The problem: Each record below is to be copied exactly; the pictures are to be omitted.

Provided information:

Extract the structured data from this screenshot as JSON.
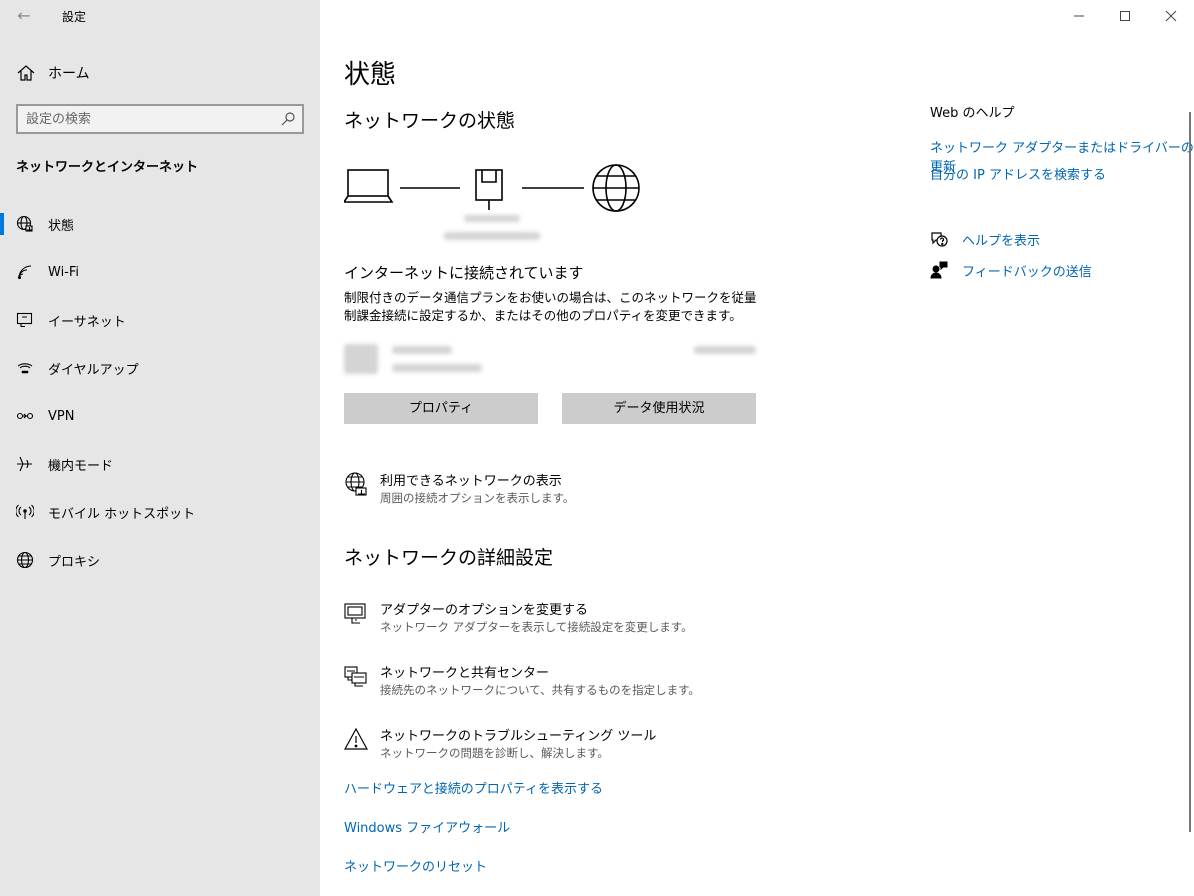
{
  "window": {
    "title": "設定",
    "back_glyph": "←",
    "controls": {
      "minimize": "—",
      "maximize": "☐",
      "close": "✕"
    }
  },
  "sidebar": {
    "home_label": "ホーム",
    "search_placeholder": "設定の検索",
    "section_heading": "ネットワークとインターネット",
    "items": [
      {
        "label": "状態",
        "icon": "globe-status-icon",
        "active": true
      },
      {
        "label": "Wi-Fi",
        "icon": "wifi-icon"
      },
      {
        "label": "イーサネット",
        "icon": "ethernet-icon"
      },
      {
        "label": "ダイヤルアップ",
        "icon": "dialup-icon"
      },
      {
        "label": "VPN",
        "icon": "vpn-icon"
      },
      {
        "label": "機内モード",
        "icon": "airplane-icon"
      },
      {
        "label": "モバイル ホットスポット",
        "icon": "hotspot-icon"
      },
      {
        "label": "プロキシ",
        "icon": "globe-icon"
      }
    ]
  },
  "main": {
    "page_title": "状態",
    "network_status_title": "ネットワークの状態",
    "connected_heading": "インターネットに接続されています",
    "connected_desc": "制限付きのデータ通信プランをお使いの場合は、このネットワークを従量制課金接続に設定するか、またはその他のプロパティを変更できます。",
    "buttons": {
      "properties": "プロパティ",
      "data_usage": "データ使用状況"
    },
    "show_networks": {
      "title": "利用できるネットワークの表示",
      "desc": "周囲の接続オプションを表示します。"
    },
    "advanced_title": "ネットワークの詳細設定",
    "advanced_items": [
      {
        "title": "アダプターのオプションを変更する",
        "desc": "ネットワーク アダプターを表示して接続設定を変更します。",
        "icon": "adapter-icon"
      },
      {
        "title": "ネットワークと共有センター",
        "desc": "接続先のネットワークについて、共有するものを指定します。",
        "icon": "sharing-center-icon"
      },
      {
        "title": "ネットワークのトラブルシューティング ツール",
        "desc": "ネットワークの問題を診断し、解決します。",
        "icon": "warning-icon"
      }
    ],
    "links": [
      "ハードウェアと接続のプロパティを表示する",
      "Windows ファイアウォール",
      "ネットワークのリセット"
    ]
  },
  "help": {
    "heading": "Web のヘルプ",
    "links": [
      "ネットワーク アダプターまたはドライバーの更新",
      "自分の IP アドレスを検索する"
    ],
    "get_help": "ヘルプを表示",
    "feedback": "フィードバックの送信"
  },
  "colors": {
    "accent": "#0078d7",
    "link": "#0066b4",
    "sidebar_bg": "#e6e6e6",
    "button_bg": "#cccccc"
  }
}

Your solution:
Extract the structured data from this screenshot as JSON.
{
  "window": {
    "title": "設定",
    "back_glyph": "←",
    "controls": {
      "minimize": "—",
      "maximize": "☐",
      "close": "✕"
    }
  },
  "sidebar": {
    "home_label": "ホーム",
    "search_placeholder": "設定の検索",
    "section_heading": "ネットワークとインターネット",
    "items": [
      {
        "label": "状態",
        "icon": "globe-status-icon",
        "active": true
      },
      {
        "label": "Wi-Fi",
        "icon": "wifi-icon"
      },
      {
        "label": "イーサネット",
        "icon": "ethernet-icon"
      },
      {
        "label": "ダイヤルアップ",
        "icon": "dialup-icon"
      },
      {
        "label": "VPN",
        "icon": "vpn-icon"
      },
      {
        "label": "機内モード",
        "icon": "airplane-icon"
      },
      {
        "label": "モバイル ホットスポット",
        "icon": "hotspot-icon"
      },
      {
        "label": "プロキシ",
        "icon": "globe-icon"
      }
    ]
  },
  "main": {
    "page_title": "状態",
    "network_status_title": "ネットワークの状態",
    "connected_heading": "インターネットに接続されています",
    "connected_desc": "制限付きのデータ通信プランをお使いの場合は、このネットワークを従量制課金接続に設定するか、またはその他のプロパティを変更できます。",
    "buttons": {
      "properties": "プロパティ",
      "data_usage": "データ使用状況"
    },
    "show_networks": {
      "title": "利用できるネットワークの表示",
      "desc": "周囲の接続オプションを表示します。"
    },
    "advanced_title": "ネットワークの詳細設定",
    "advanced_items": [
      {
        "title": "アダプターのオプションを変更する",
        "desc": "ネットワーク アダプターを表示して接続設定を変更します。",
        "icon": "adapter-icon"
      },
      {
        "title": "ネットワークと共有センター",
        "desc": "接続先のネットワークについて、共有するものを指定します。",
        "icon": "sharing-center-icon"
      },
      {
        "title": "ネットワークのトラブルシューティング ツール",
        "desc": "ネットワークの問題を診断し、解決します。",
        "icon": "warning-icon"
      }
    ],
    "links": [
      "ハードウェアと接続のプロパティを表示する",
      "Windows ファイアウォール",
      "ネットワークのリセット"
    ]
  },
  "help": {
    "heading": "Web のヘルプ",
    "links": [
      "ネットワーク アダプターまたはドライバーの更新",
      "自分の IP アドレスを検索する"
    ],
    "get_help": "ヘルプを表示",
    "feedback": "フィードバックの送信"
  },
  "colors": {
    "accent": "#0078d7",
    "link": "#0066b4",
    "sidebar_bg": "#e6e6e6",
    "button_bg": "#cccccc"
  }
}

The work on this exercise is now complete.